"Yeah, you may as well get paid for what you are good at", Cossack muttered and then made a joke that he laughed at all by himself about me being an expert 'Pain in the Ass".

That's when I grabbed him by the ear and escorted him to the sofa.
"When couples have been married as long as us, Coss, they need to bond more so sit down."

His eyes lit up with anticipation of who-knows-what until I snuggle-buggled up to him and started up the first of a whole series of  'The Waltons' I had hired from the library. Believe it or not, Coss had never watched a single episode in his entire life.

No "Goodnaht John-Boy" and "Goodnaht Mary-Ellen"  featured in Cossack's childhood memory-bank. I knew there and then that this serious deprivation was responsible for his corrupted head and he needed urgent re-programming. The Waltons, that large and loving and poor but rich family who resided so blissfully beneath Walton Mountain were exactly what the doctor ordered.

Coss stared at the screen in disbelief at first when a raggedy bunch of kids in denim dungarees ran around the screen but he and I watched three episodes without interruption, I kid you not.

When Elizabeth's sick racoon died he wiped away a tear which I think was genuine or it may have been a result of me twisting his head so hard in order to eyeball him and check whether or not he deserved an 'Emotional Warrant Of Fitness'.

When Grandpa got merry on the Baldwin sisters' "Recipe", Coss laughed his head nearly right off and when Mary-Ellen ran away I noticed a little paternal concern contort his features just as if it were his own daughter chasing a sweet-singing minstrel into the sunset.

Honestly, all the appropriate emotions were forth-coming from my Coss so right now I am recording the miracle in this very Blog and thinking smugly how I personally had transformed him into a man who values all that is wholesome and beautiful..

"Good naht, Coss- Boy!", I called affectionately from around the office door to the sofa.
'Good naht, Bernadette", he replied affectionately from the sofa to the office.

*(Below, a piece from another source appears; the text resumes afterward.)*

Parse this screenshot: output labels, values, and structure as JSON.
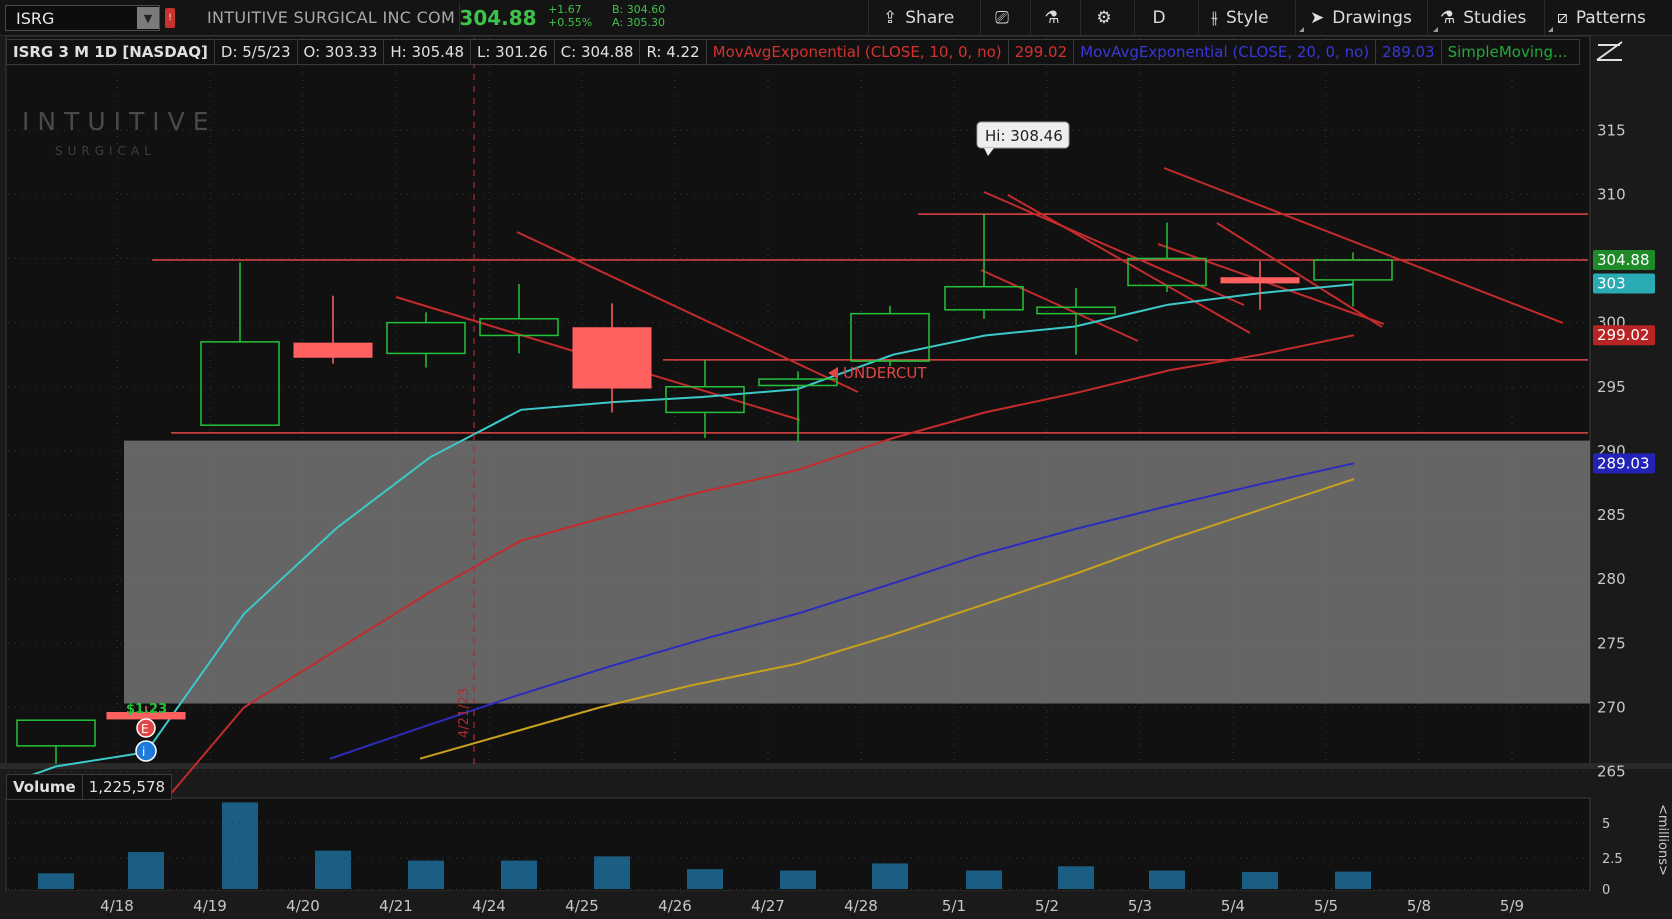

But then I saw him grab the remote and pollute the precious moment with, "Well, raht now I maht just watch me a bit of good ol' violence".

And the living-room was assaulted with a blood-curdling scream with enough decibels to raise the corpse of Grandpa Walton.